The New York-based online travel company has been acting exactly as it shouldn't lately. Earlier this month,
it reported a 26-cent-a-share profit for the fourth quarter -- 2 cents below the Street's forecasts -- but it subsequently rallied to a four-month high. Analysts grumbled about how opaque the company's finances are even as they upgraded the stock.
There are different forces at play here, neither of which has much to do with value investing: Namely, it's a battle between investors shorting the stock and others who take a look at technical factors that could force those short-sellers into a painful squeeze.
Until recently, the shorts had the upper hand. According to
, they had sold short nearly 2.5 million shares last month, enough to require 11 days of average trading volume to buy them all back.
But others see a chance to light a fire under the shorts. The result has been a tug of war over the stock that the bulls are winning.
After the disappointing earnings report, Travelzoo shares tumbled as much as 6% the next day. Then it began a slow, steady comeback, rising to close at $35.75 last week. On Monday, the stock closed at $35.85.
All told, Travelzoo is up 25% since the low it posted in January. That's enough to make any short-seller nervous.
Adding strength to Travelzoo's postearnings momentum were two research desks, at First Albany and Stifel Nicolaus (neither of which has an underwriting relationship with Travelzoo), which bumped up their ratings after the disappointing fourth-quarter report.
But here too the news was not exactly what you might expect. Neither analyst had much enthusiasm for Travelzoo itself, either qualifying the improved outlook with underlying reservations or citing more technical and short-term factors for the stock's rising.
"The company gives no information about its business to allow an investor to make a rational investment decision," wrote Scott Devitt and Marla Block of Stifel Nicolaus in a postearnings research note that lifted the rating to hold from sell.
But, they added, Travelzoo's pre-rally valuation was attractive and it is "a high-margin business in an industry with respectable long-term rates of growth. ... We remain cautious on the company due to management share distribution, limited information and slowing trends in the North America business."
That's not exactly what you'd call pounding the table. Similarly, First Albany cited some technical factors in raising the shares from underperform to strong buy: the high short interest and the possibility of a slowdown in insider selling. Also, the loss of Travelocity as a customer in 2005 will stop dragging down year-over-year revenue figures, making for higher growth rates this year.
But not all analysts saw an opportunity in Travelzoo. Susquehanna lowered its 2007 EPS forecast to $1.25 from its previous estimate of $1.31, citing the company's fourth-quarter miss and the possibility of slow growth in the U.S. and high customer-acquisition costs in Europe. The firm has no underwriting relationship with Travelzoo.

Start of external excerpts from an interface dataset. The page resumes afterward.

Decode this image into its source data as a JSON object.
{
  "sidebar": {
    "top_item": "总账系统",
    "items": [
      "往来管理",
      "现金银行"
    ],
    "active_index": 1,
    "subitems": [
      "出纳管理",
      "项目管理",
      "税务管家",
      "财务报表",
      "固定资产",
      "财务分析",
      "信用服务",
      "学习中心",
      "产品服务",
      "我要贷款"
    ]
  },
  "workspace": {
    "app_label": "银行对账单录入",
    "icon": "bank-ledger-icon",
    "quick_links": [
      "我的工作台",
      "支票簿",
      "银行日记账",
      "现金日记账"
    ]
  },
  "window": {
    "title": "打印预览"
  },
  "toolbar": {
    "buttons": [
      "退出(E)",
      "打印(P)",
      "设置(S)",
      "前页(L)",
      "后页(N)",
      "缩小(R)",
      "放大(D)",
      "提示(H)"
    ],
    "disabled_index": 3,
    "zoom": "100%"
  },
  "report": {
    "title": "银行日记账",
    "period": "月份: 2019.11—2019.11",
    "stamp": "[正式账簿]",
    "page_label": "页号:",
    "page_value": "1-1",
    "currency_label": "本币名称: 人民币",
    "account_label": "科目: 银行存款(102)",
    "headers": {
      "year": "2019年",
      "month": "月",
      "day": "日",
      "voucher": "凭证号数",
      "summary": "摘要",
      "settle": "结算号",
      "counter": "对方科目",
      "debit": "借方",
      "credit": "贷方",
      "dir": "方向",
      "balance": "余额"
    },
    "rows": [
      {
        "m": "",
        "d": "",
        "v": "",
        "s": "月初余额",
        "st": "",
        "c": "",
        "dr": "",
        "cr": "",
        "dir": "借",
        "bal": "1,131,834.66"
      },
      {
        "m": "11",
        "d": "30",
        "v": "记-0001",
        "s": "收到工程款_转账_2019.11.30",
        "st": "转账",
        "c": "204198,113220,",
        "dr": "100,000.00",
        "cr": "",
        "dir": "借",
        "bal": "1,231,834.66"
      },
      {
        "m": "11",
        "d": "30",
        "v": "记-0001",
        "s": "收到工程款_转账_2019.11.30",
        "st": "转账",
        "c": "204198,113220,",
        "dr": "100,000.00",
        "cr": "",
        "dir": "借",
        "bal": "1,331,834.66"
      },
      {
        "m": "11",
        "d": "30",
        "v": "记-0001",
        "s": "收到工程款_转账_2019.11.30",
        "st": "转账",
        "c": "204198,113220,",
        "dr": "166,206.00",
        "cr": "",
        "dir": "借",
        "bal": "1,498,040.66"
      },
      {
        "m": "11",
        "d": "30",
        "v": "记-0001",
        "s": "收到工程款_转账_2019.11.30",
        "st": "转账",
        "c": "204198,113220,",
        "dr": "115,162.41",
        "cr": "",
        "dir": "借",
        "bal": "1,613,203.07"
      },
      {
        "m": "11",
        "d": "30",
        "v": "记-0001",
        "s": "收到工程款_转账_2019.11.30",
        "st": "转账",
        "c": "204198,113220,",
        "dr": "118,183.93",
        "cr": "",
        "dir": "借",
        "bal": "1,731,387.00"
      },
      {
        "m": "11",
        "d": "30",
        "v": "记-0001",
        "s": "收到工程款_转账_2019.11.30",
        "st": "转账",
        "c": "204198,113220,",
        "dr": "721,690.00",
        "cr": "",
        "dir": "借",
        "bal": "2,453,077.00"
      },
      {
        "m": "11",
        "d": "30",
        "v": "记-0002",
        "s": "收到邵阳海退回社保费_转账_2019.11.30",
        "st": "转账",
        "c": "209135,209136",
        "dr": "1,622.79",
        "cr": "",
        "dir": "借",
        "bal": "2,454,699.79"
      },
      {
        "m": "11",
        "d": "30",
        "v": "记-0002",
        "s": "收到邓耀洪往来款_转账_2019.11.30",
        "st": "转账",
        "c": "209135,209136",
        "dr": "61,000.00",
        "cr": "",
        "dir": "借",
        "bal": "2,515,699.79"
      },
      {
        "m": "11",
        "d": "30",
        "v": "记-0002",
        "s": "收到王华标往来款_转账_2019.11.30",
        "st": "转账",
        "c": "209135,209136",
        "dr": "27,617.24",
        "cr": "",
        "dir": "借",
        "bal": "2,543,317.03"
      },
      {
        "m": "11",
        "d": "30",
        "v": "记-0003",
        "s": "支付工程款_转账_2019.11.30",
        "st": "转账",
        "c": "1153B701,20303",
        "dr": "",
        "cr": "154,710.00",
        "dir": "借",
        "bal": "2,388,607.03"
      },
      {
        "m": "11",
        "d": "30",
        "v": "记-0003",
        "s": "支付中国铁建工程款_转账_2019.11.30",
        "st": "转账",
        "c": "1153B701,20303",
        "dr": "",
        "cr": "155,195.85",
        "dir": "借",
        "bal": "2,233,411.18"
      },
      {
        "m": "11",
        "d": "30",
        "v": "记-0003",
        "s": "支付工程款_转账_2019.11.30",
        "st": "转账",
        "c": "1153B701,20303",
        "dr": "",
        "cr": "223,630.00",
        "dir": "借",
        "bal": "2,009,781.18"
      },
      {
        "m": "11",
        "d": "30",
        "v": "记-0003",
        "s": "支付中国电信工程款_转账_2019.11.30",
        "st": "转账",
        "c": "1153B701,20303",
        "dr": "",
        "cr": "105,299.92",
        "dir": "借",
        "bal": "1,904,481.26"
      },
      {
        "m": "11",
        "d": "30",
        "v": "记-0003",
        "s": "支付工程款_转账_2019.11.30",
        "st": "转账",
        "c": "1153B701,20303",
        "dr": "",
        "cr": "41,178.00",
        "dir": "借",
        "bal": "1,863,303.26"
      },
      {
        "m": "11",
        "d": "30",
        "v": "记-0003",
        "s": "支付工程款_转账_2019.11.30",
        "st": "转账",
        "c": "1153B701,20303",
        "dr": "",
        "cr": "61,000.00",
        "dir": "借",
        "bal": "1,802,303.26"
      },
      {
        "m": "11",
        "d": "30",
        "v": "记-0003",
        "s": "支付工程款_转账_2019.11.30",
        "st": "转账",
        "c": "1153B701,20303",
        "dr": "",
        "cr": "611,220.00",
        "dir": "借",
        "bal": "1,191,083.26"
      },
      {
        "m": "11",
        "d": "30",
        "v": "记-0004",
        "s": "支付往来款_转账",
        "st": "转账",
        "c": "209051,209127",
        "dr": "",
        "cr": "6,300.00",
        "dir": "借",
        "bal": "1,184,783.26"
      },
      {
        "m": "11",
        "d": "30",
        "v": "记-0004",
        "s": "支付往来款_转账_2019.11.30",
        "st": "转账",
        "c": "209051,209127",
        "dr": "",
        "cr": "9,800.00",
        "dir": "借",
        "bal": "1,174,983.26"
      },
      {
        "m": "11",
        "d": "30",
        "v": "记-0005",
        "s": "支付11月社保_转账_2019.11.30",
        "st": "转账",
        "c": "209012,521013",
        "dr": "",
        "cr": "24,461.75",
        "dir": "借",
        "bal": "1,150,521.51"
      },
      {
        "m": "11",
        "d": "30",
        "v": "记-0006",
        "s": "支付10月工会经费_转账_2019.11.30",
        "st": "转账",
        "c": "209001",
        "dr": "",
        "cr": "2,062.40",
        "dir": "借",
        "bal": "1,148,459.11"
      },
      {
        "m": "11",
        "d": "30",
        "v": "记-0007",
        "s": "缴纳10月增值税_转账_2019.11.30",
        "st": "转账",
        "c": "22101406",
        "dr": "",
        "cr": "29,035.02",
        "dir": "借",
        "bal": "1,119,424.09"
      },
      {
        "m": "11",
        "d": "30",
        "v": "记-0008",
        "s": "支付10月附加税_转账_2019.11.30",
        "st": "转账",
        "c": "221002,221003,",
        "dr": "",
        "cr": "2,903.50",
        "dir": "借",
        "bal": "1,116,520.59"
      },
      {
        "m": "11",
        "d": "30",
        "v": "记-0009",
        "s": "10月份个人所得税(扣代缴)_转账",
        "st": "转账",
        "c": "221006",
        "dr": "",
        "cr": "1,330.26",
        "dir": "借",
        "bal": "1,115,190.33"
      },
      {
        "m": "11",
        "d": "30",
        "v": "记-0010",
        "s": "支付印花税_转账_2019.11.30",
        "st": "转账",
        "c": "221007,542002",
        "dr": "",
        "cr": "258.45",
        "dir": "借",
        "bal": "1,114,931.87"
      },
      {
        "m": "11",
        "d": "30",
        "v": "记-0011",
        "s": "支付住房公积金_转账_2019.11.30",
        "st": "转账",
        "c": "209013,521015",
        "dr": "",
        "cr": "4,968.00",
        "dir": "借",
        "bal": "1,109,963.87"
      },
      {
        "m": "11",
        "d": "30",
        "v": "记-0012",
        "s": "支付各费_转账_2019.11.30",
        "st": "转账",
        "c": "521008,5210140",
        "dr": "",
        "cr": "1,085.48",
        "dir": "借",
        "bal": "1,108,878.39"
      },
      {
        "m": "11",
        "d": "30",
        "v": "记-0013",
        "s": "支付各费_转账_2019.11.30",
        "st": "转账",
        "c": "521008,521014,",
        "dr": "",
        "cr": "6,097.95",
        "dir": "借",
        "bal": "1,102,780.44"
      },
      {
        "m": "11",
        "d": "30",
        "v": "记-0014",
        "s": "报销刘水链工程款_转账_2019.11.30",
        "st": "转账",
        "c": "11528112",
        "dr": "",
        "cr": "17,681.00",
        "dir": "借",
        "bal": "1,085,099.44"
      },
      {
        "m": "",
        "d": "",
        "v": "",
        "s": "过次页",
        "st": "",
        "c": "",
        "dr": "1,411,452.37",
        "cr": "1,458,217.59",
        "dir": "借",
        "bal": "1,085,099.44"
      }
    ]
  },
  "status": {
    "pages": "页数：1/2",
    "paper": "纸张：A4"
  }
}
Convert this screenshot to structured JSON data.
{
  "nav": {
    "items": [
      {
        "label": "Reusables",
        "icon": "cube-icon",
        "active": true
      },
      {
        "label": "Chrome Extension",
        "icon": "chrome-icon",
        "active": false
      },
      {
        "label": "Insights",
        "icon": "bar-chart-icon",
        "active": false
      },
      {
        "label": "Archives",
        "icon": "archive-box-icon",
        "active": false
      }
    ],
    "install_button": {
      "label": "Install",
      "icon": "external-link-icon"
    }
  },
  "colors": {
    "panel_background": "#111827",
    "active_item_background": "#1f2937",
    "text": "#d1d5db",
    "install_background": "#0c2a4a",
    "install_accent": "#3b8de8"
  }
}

However, hinting at a shared discomfort with Travelzoo's stinginess in sharing information, Susquehanna analyst Marianne Wolk allowed for a short bump in revenue this quarter because of a price increase the company implemented last month.
"While the company will not confirm the size of the increase, we know the 2006 rate change resulted in a 16% increase in revenue per subscriber between
the fourth quarter of 2005 and the first quarter of 2006, and that its rate increases were as high as 40% in some areas this year," Wolk wrote in a note.
"It is possible for the company to surpass our forecast for 5% quarter-on-quarter increases in revenue per subscriber -- a 3% quarter-on-quarter gain in total subscribers
and 8% increase in revenue."
The tone of caution that haunts analysts' comments on Travelzoo is at odds with the growth rates that the company has been seeing: Revenue in the fourth quarter hit $17.7 million, up a respectable 27% from the same quarter a year earlier.
At the same time, operating expenses fell 4% to $10 million from $10.4 million. That pushed up operating profit 118% on the year and helped lift net income 158%.
Those figures alone suggest a bright future for Travelzoo. But they're counterbalanced by other, darker factors: the inadequate guidance on financial performance, a tendency to post earnings at odds with estimates (which have disappointed in four of the last seven quarters), and the sustained attention of short-sellers.
All of that is a reminder of the importance of looking beyond the numbers themselves to gauge a stock's future prospects. Whether the shorts or the bulls will win out seems to be anyone's guess, but trading in Travelzoo should remain an entertaining, if volatile, proposition.